- _PROBLEM DESCRIPTION_: Down to the last line, reproduce the records exactly.

- _RECORDS SUPPLIED_:
▽

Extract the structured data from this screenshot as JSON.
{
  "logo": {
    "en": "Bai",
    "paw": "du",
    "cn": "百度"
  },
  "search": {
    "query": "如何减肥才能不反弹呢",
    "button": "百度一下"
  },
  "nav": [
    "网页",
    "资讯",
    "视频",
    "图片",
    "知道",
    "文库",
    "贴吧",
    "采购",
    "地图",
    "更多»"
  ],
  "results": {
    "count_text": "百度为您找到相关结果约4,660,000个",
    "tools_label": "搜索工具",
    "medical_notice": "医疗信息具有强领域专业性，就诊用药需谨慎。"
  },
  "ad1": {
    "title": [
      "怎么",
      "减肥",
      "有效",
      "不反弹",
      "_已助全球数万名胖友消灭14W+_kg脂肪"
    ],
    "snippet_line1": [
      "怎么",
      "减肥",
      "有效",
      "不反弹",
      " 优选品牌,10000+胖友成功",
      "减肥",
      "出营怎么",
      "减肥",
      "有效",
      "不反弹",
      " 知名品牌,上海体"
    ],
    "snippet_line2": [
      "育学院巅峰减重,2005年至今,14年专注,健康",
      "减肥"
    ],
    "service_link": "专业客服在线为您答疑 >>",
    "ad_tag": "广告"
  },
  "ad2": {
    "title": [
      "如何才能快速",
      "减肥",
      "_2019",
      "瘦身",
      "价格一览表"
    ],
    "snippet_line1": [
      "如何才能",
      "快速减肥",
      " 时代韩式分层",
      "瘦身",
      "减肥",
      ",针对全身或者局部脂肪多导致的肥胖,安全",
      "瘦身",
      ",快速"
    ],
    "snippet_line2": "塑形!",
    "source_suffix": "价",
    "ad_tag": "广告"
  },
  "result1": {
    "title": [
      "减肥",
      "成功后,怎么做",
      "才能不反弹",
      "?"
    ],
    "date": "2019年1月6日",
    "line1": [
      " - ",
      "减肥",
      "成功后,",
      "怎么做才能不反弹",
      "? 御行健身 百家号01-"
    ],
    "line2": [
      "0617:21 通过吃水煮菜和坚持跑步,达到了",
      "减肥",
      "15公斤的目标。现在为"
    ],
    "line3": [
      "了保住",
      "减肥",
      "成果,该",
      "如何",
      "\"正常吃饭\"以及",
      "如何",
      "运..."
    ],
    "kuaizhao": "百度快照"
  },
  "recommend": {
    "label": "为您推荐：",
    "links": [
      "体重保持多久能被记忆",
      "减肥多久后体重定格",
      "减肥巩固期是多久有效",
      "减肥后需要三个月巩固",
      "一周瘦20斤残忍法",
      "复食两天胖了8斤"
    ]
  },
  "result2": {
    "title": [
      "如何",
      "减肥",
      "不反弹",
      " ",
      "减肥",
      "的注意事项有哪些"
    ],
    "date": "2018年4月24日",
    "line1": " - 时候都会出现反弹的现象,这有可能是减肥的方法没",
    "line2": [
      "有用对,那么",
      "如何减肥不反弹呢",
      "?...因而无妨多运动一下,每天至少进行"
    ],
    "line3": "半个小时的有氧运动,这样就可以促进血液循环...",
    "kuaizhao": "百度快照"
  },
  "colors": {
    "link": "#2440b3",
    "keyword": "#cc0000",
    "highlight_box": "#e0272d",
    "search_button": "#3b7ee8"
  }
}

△

- _SOLUTION FOR THIS EXERCISE_:
Extract the structured data from this screenshot as JSON.
{
  "logo": {
    "en": "Bai",
    "paw": "du",
    "cn": "百度"
  },
  "search": {
    "query": "如何减肥才能不反弹呢",
    "button": "百度一下"
  },
  "nav": [
    "网页",
    "资讯",
    "视频",
    "图片",
    "知道",
    "文库",
    "贴吧",
    "采购",
    "地图",
    "更多»"
  ],
  "results": {
    "count_text": "百度为您找到相关结果约4,660,000个",
    "tools_label": "搜索工具",
    "medical_notice": "医疗信息具有强领域专业性，就诊用药需谨慎。"
  },
  "ad1": {
    "title": [
      "怎么",
      "减肥",
      "有效",
      "不反弹",
      "_已助全球数万名胖友消灭14W+_kg脂肪"
    ],
    "snippet_line1": [
      "怎么",
      "减肥",
      "有效",
      "不反弹",
      " 优选品牌,10000+胖友成功",
      "减肥",
      "出营怎么",
      "减肥",
      "有效",
      "不反弹",
      " 知名品牌,上海体"
    ],
    "snippet_line2": [
      "育学院巅峰减重,2005年至今,14年专注,健康",
      "减肥"
    ],
    "service_link": "专业客服在线为您答疑 >>",
    "ad_tag": "广告"
  },
  "ad2": {
    "title": [
      "如何才能快速",
      "减肥",
      "_2019",
      "瘦身",
      "价格一览表"
    ],
    "snippet_line1": [
      "如何才能",
      "快速减肥",
      " 时代韩式分层",
      "瘦身",
      "减肥",
      ",针对全身或者局部脂肪多导致的肥胖,安全",
      "瘦身",
      ",快速"
    ],
    "snippet_line2": "塑形!",
    "source_suffix": "价",
    "ad_tag": "广告"
  },
  "result1": {
    "title": [
      "减肥",
      "成功后,怎么做",
      "才能不反弹",
      "?"
    ],
    "date": "2019年1月6日",
    "line1": [
      " - ",
      "减肥",
      "成功后,",
      "怎么做才能不反弹",
      "? 御行健身 百家号01-"
    ],
    "line2": [
      "0617:21 通过吃水煮菜和坚持跑步,达到了",
      "减肥",
      "15公斤的目标。现在为"
    ],
    "line3": [
      "了保住",
      "减肥",
      "成果,该",
      "如何",
      "\"正常吃饭\"以及",
      "如何",
      "运..."
    ],
    "kuaizhao": "百度快照"
  },
  "recommend": {
    "label": "为您推荐：",
    "links": [
      "体重保持多久能被记忆",
      "减肥多久后体重定格",
      "减肥巩固期是多久有效",
      "减肥后需要三个月巩固",
      "一周瘦20斤残忍法",
      "复食两天胖了8斤"
    ]
  },
  "result2": {
    "title": [
      "如何",
      "减肥",
      "不反弹",
      " ",
      "减肥",
      "的注意事项有哪些"
    ],
    "date": "2018年4月24日",
    "line1": " - 时候都会出现反弹的现象,这有可能是减肥的方法没",
    "line2": [
      "有用对,那么",
      "如何减肥不反弹呢",
      "?...因而无妨多运动一下,每天至少进行"
    ],
    "line3": "半个小时的有氧运动,这样就可以促进血液循环...",
    "kuaizhao": "百度快照"
  },
  "colors": {
    "link": "#2440b3",
    "keyword": "#cc0000",
    "highlight_box": "#e0272d",
    "search_button": "#3b7ee8"
  }
}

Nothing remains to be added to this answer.